INPUT DATA:
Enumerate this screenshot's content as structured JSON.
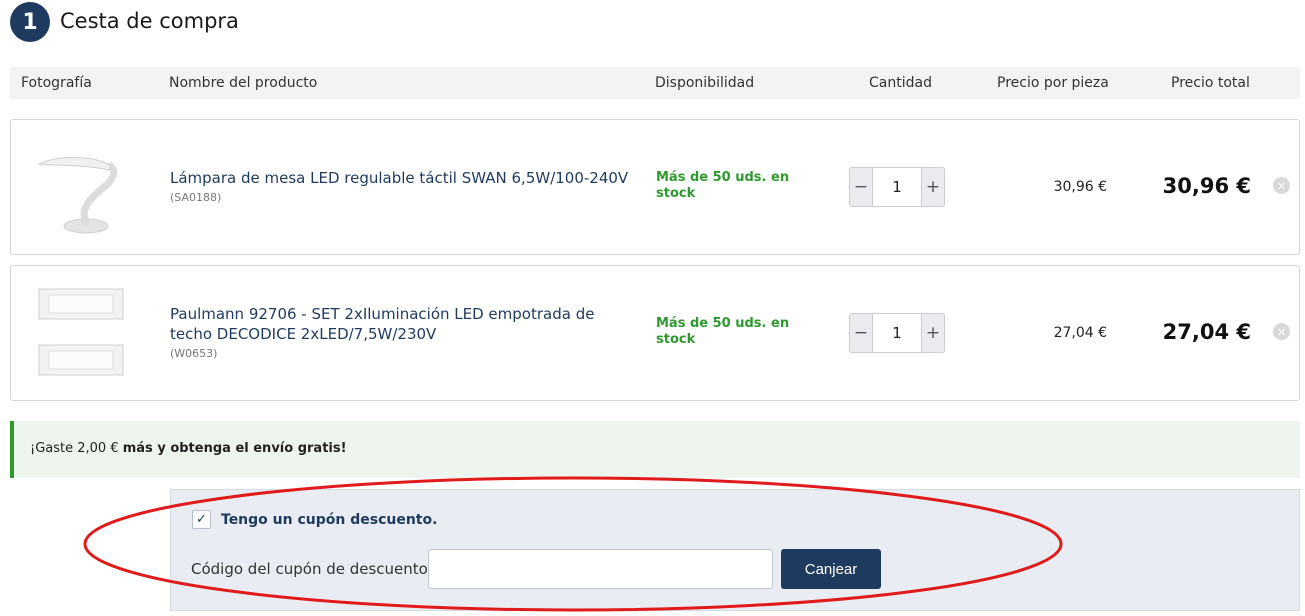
{
  "header": {
    "step_number": "1",
    "title": "Cesta de compra"
  },
  "columns": [
    "Fotografía",
    "Nombre del producto",
    "Disponibilidad",
    "Cantidad",
    "Precio por pieza",
    "Precio total"
  ],
  "items": [
    {
      "name": "Lámpara de mesa LED regulable táctil SWAN 6,5W/100-240V",
      "code": "(SA0188)",
      "availability": "Más de 50 uds. en stock",
      "quantity": "1",
      "unit_price": "30,96 €",
      "total_price": "30,96 €",
      "image_icon": "desk-lamp"
    },
    {
      "name": "Paulmann 92706 - SET 2xIluminación LED empotrada de techo DECODICE 2xLED/7,5W/230V",
      "code": "(W0653)",
      "availability": "Más de 50 uds. en stock",
      "quantity": "1",
      "unit_price": "27,04 €",
      "total_price": "27,04 €",
      "image_icon": "ceiling-panel-lights"
    }
  ],
  "qty_controls": {
    "minus": "−",
    "plus": "+"
  },
  "remove_symbol": "×",
  "free_shipping": {
    "prefix": "¡Gaste 2,00 € ",
    "bold": "más y obtenga el envío gratis!"
  },
  "coupon": {
    "checkbox_mark": "✓",
    "checked": true,
    "label": "Tengo un cupón descuento.",
    "code_label": "Código del cupón de descuento",
    "code_value": "",
    "redeem_label": "Canjear"
  },
  "colors": {
    "brand_navy": "#1f3a5f",
    "stock_green": "#2e9a2e",
    "annotation_red": "#e01b1b"
  }
}
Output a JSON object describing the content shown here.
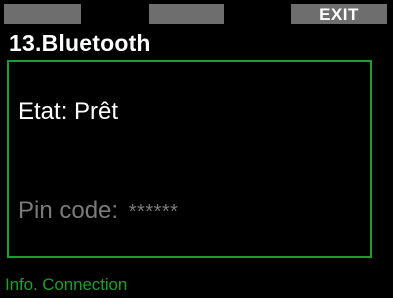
{
  "softkeys": {
    "left_label": "",
    "middle_label": "",
    "right_label": "EXIT"
  },
  "menu": {
    "title": "13.Bluetooth"
  },
  "bluetooth": {
    "status_label": "Etat:",
    "status_value": "Prêt",
    "pin_label": "Pin code:",
    "pin_value": "******"
  },
  "footer": {
    "text": "Info. Connection"
  },
  "colors": {
    "background": "#000000",
    "accent_green": "#1aa028",
    "softkey_gray": "#6e6e6e",
    "dimmed_text": "#7a7a7a"
  }
}
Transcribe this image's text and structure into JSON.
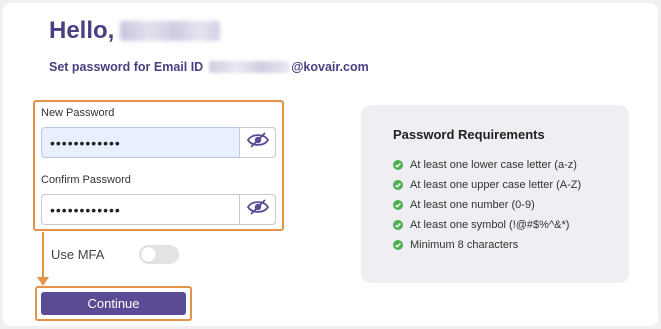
{
  "greeting": {
    "prefix": "Hello,"
  },
  "subtitle": {
    "prefix": "Set password for Email ID",
    "domain": "@kovair.com"
  },
  "fields": {
    "new_password": {
      "label": "New Password",
      "value": "••••••••••••",
      "toggle_icon": "eye-slash-icon"
    },
    "confirm_password": {
      "label": "Confirm Password",
      "value": "••••••••••••",
      "toggle_icon": "eye-slash-icon"
    }
  },
  "mfa": {
    "label": "Use MFA",
    "enabled": false
  },
  "continue_button": {
    "label": "Continue"
  },
  "requirements": {
    "title": "Password Requirements",
    "items": [
      "At least one lower case letter (a-z)",
      "At least one upper case letter (A-Z)",
      "At least one number (0-9)",
      "At least one symbol (!@#$%^&*)",
      "Minimum 8 characters"
    ],
    "check_icon": "check-circle-icon"
  },
  "colors": {
    "brand": "#5b4b94",
    "heading": "#4a3f82",
    "highlight": "#e5924a",
    "check": "#4caf50",
    "panel_bg": "#eeeef3"
  }
}
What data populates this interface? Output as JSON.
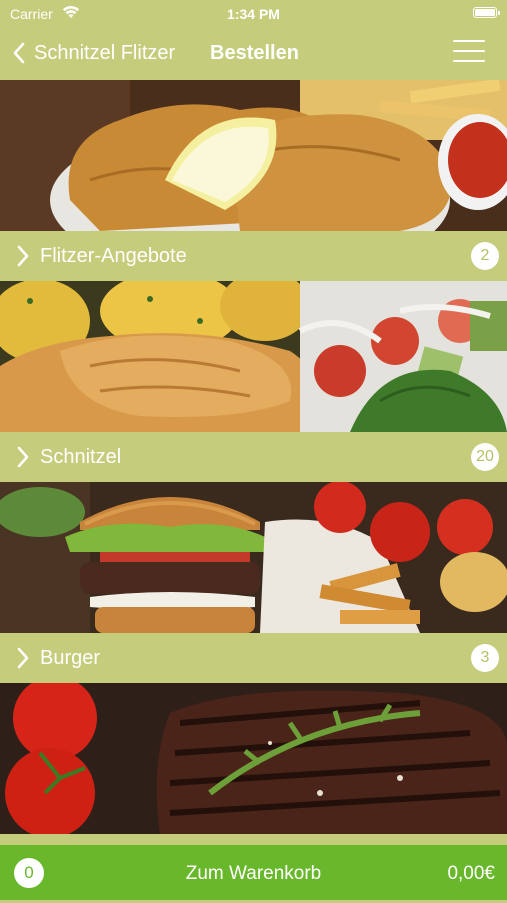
{
  "status_bar": {
    "carrier": "Carrier",
    "time": "1:34 PM"
  },
  "nav": {
    "back_label": "Schnitzel Flitzer",
    "title": "Bestellen"
  },
  "categories": [
    {
      "label": "Flitzer-Angebote",
      "count": "2",
      "image": "schnitzel-with-lemon-and-fries"
    },
    {
      "label": "Schnitzel",
      "count": "20",
      "image": "breaded-schnitzel-with-potatoes-and-salad"
    },
    {
      "label": "Burger",
      "count": "3",
      "image": "burger-with-fries-and-tomatoes"
    },
    {
      "label": "",
      "count": "",
      "image": "grilled-steak-with-tomatoes"
    }
  ],
  "cart": {
    "count": "0",
    "label": "Zum Warenkorb",
    "total": "0,00€"
  },
  "colors": {
    "header": "#c5cc7b",
    "cart_bar": "#69b82c",
    "badge_text": "#b7bf66"
  }
}
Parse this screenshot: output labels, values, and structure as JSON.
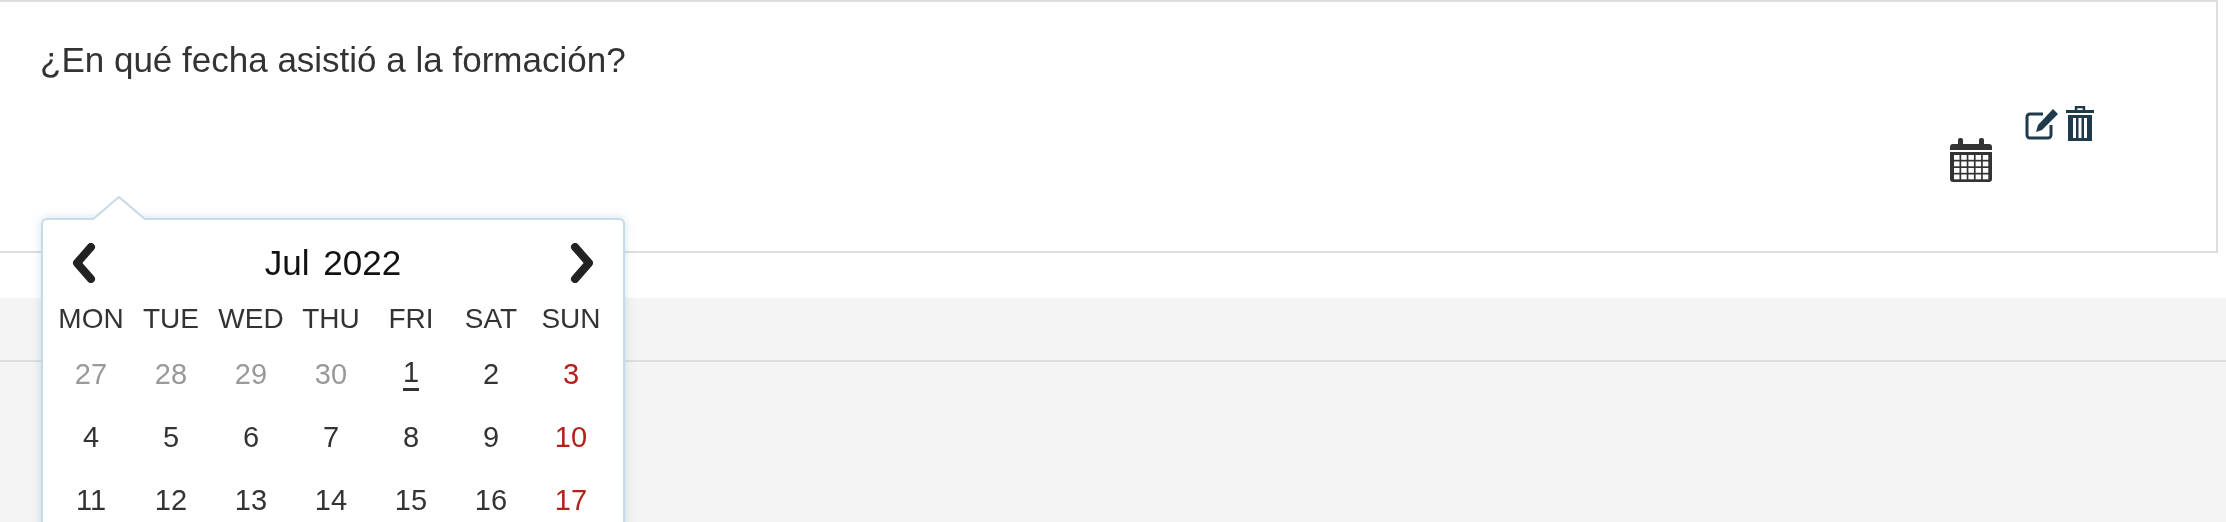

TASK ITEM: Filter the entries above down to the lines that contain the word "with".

TASK RESPONSE:
      "image": "schnitzel-with-lemon-and-fries"
      "image": "breaded-schnitzel-with-potatoes-and-salad"
      "image": "burger-with-fries-and-tomatoes"
      "image": "grilled-steak-with-tomatoes"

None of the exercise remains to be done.